E-Marketing: A Supreme Marketing Machine (Part One)
In Thomas L. Friedman’s account “The World is Flat” the internet is deemed to be one of the flatteners of our new reality in that it connects the far reaches of the globe transforming the very fabric of business and society as never before.
“In short, the PC-windows phase began the Netscape browsing-e-mail phase and the two together enabled more people to communicate and interact with more other people anywhere on the planet than ever before. But the fun was just beginning. This phase was just the foundation for the next step in flattening the flat world”
The World is Flat – Thomas L. Friedman pg 49-50
With the advent of the internet, emerged a revolutionary method of marketing that not only capitalized on the unique attributes associated with an online world but also had its own unique set of rules and methodologies. Businesses that operated exclusively online during the dot com era either adopted and personalized this revolutionary marketing method or were wiped off the playing field altogether as was seen in the repercussions of the dot com bubble.

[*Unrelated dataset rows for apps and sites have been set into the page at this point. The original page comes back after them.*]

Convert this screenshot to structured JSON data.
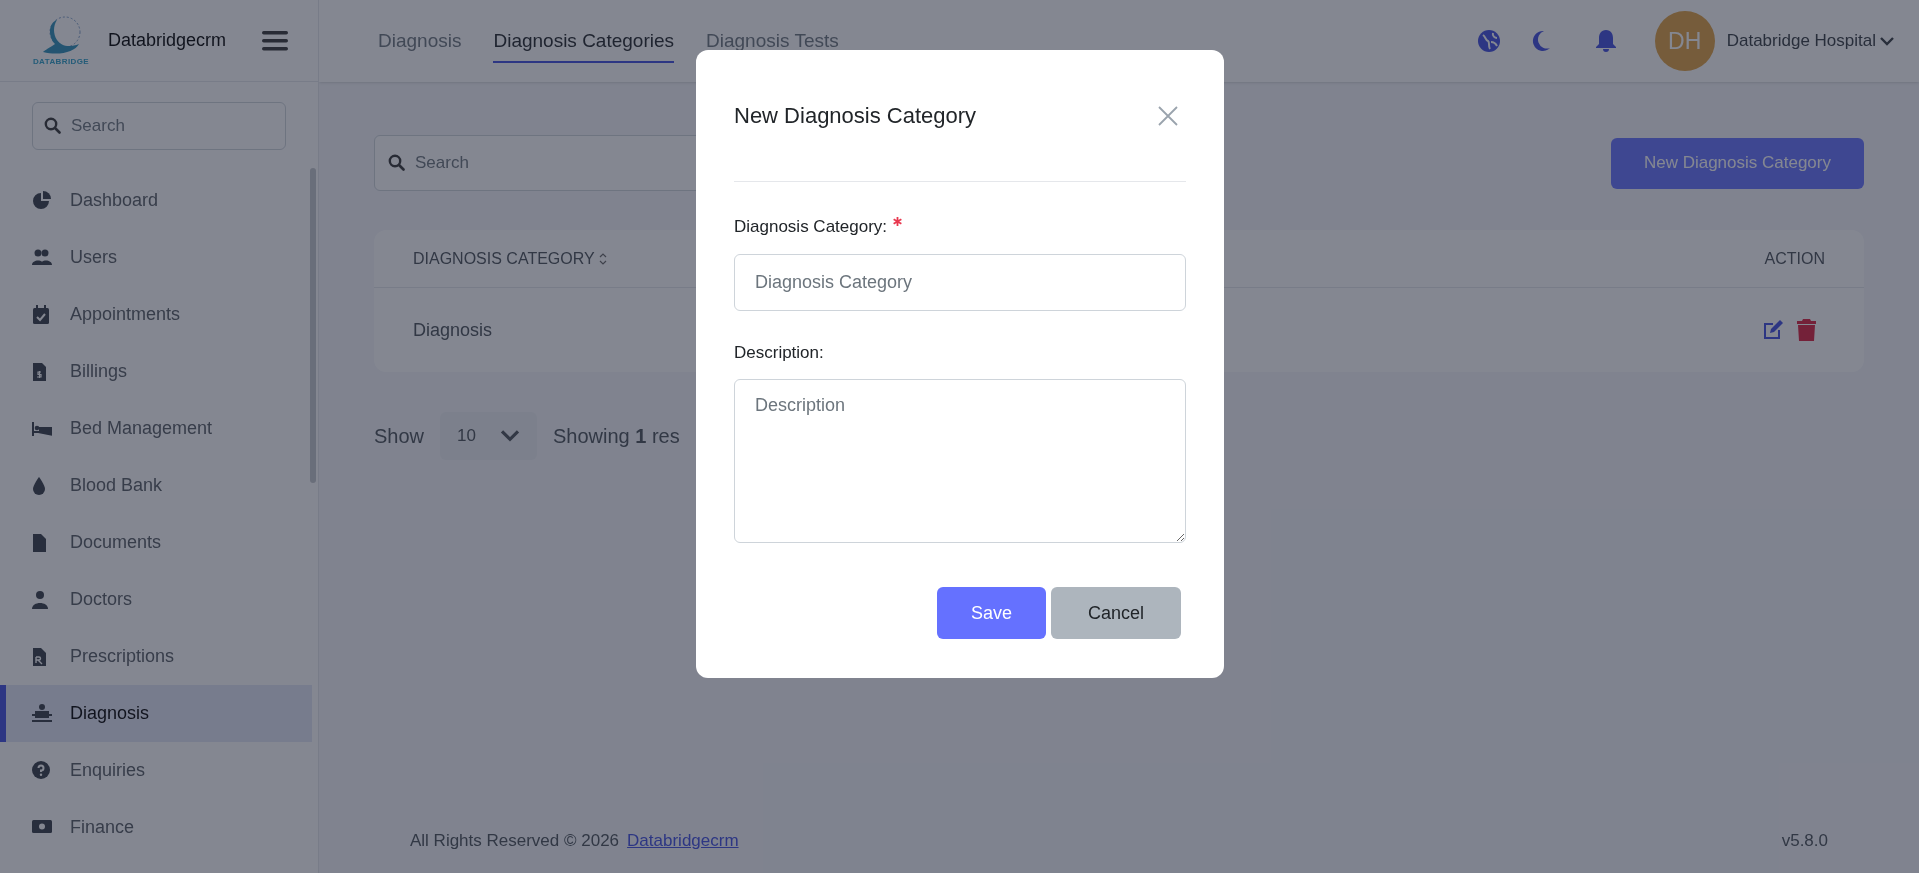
{
  "sidebar": {
    "brand": "Databridgecrm",
    "logo_text": "DATABRIDGE",
    "search": {
      "placeholder": "Search"
    },
    "items": [
      {
        "label": "Dashboard",
        "selected": false
      },
      {
        "label": "Users",
        "selected": false
      },
      {
        "label": "Appointments",
        "selected": false
      },
      {
        "label": "Billings",
        "selected": false
      },
      {
        "label": "Bed Management",
        "selected": false
      },
      {
        "label": "Blood Bank",
        "selected": false
      },
      {
        "label": "Documents",
        "selected": false
      },
      {
        "label": "Doctors",
        "selected": false
      },
      {
        "label": "Prescriptions",
        "selected": false
      },
      {
        "label": "Diagnosis",
        "selected": true
      },
      {
        "label": "Enquiries",
        "selected": false
      },
      {
        "label": "Finance",
        "selected": false
      }
    ]
  },
  "header": {
    "tabs": [
      {
        "label": "Diagnosis",
        "selected": false
      },
      {
        "label": "Diagnosis Categories",
        "selected": true
      },
      {
        "label": "Diagnosis Tests",
        "selected": false
      }
    ],
    "user": {
      "initials": "DH",
      "name": "Databridge Hospital"
    }
  },
  "content": {
    "search": {
      "placeholder": "Search"
    },
    "new_button": "New Diagnosis Category",
    "table": {
      "columns": [
        "DIAGNOSIS CATEGORY",
        "ACTION"
      ],
      "rows": [
        {
          "diagnosis_category": "Diagnosis"
        }
      ]
    },
    "pagination": {
      "show_label": "Show",
      "page_size": "10",
      "summary": "Showing **1** res"
    }
  },
  "footer": {
    "copyright": "All Rights Reserved © 2026",
    "link": "Databridgecrm",
    "version": "v5.8.0"
  },
  "modal": {
    "title": "New Diagnosis Category",
    "fields": [
      {
        "kind": "input",
        "label": "Diagnosis Category:",
        "required": true,
        "placeholder": "Diagnosis Category"
      },
      {
        "kind": "textarea",
        "label": "Description:",
        "required": false,
        "placeholder": "Description"
      }
    ],
    "save": "Save",
    "cancel": "Cancel"
  }
}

Marketing has always been the science and art of reaching out to as many potential consumers in a strategic attempt to modulate consumer behavior and increase product/service sales considerably indefinitely with repeat sales from the development of client loyalty. Internet marketing aims to achieve just that. Multiple online companies market to a global community knowing a few tricks that govern e-marketing, which we will delve into with some fair degree of detail.

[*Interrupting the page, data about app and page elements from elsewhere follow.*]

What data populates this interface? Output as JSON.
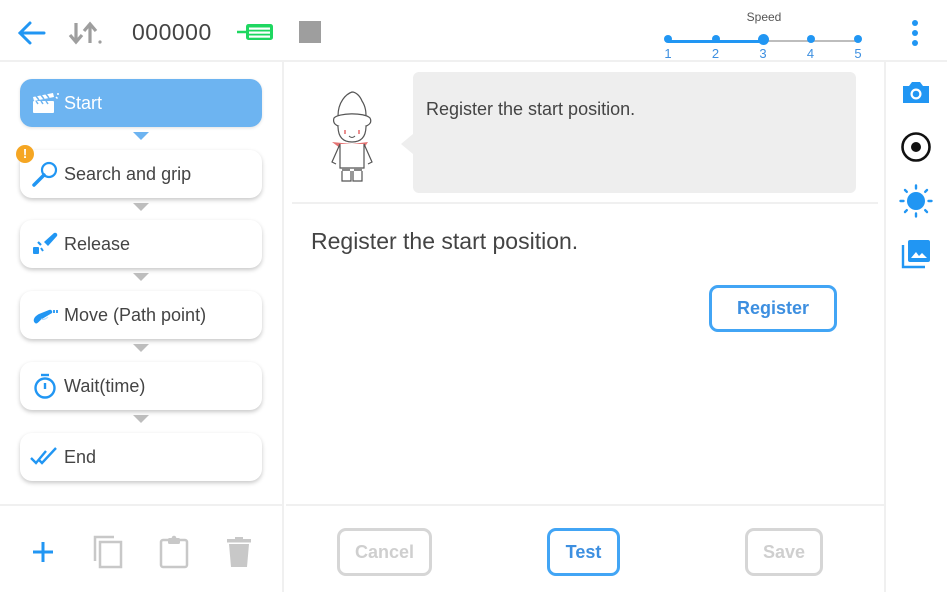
{
  "topbar": {
    "back_icon": "arrow-left-icon",
    "sort_icon": "sort-arrows-icon",
    "counter": "000000",
    "flow_icon": "flow-list-icon",
    "stop_icon": "stop-square-icon",
    "speed": {
      "label": "Speed",
      "levels": [
        "1",
        "2",
        "3",
        "4",
        "5"
      ],
      "selected": 3
    },
    "more_icon": "more-vert-icon"
  },
  "steps": [
    {
      "label": "Start",
      "icon": "clapperboard-icon",
      "active": true,
      "warning": false
    },
    {
      "label": "Search and grip",
      "icon": "magnifier-icon",
      "active": false,
      "warning": true
    },
    {
      "label": "Release",
      "icon": "gripper-release-icon",
      "active": false,
      "warning": false
    },
    {
      "label": "Move (Path point)",
      "icon": "gripper-move-icon",
      "active": false,
      "warning": false
    },
    {
      "label": "Wait(time)",
      "icon": "stopwatch-icon",
      "active": false,
      "warning": false
    },
    {
      "label": "End",
      "icon": "double-check-icon",
      "active": false,
      "warning": false
    }
  ],
  "warning_glyph": "!",
  "left_footer": {
    "add_icon": "plus-icon",
    "copy_icon": "copy-icon",
    "paste_icon": "clipboard-icon",
    "delete_icon": "trash-icon"
  },
  "main": {
    "bubble_text": "Register the start position.",
    "instruction": "Register the start position.",
    "register_label": "Register"
  },
  "footer": {
    "cancel_label": "Cancel",
    "test_label": "Test",
    "save_label": "Save"
  },
  "right_toolbar": {
    "icons": [
      "camera-icon",
      "record-icon",
      "brightness-icon",
      "gallery-icon"
    ]
  },
  "colors": {
    "accent": "#2196f3",
    "active_step": "#6db4f1",
    "flow_green": "#1ed760",
    "warning": "#f5a623",
    "disabled": "#d6d6d6"
  }
}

According to some studies of consumer behavior at McKinsey & Company, it was ascertained that most online shoppers do very little shopping around online and would rather buy products from the first site they visit only to return there again and again for additional purchases instead of conducting any extensive online product search. People are simply too busy to bother shopping.
Price too was also deemed quite trivial in online consumers’ buying decisions. What appeared paramount in persuading consumers to buy online was the fair degree of product search convenience, the efficient and trouble free payment methods, and the overall reputability and aesthetic appeal of the website in question.
A company’s website is a virtual store door inviting you to come in and explore the contents of that company’s offerings, delicacies, services, or experiences. Much like humans would inherently judge the contents, service, or quality of a tangible store by the storefront, the window display, the signs, and the general maintenance of that façade, so would humans judge any online business by the quality of the design and simplicity of that company’s website. In fact good web design is intricately linked to better sales. An enticing website, both aesthetically pleasing and intellectually usable and simple, lures world viewers to dig a little deeper into your website and get mesmerized by the products you are offering. Thus without a good “storefront” traffic into your web store is dramatically reduced, negatively affecting sales.
A well maintained website, that is fast to download and fast to understand, helps a company build trust and reputation, key factors that encourage sales both first time and repeat sales.
But before someone from India or Austria, for example, stumbles before your virtual storefront, you must carefully position your web page in the World Wide Web repertory of business websites so as to increase the probability of such favorable intersections, in which potential client and web store merge into one.
Mechanisms helping you bring potential clients to your website lie at the heart of e-marketing and in the following sections we will discuss how these various mechanisms can in fact bring you more sales.
 Good Design, Better Sales “eMarketer” feb 3,2006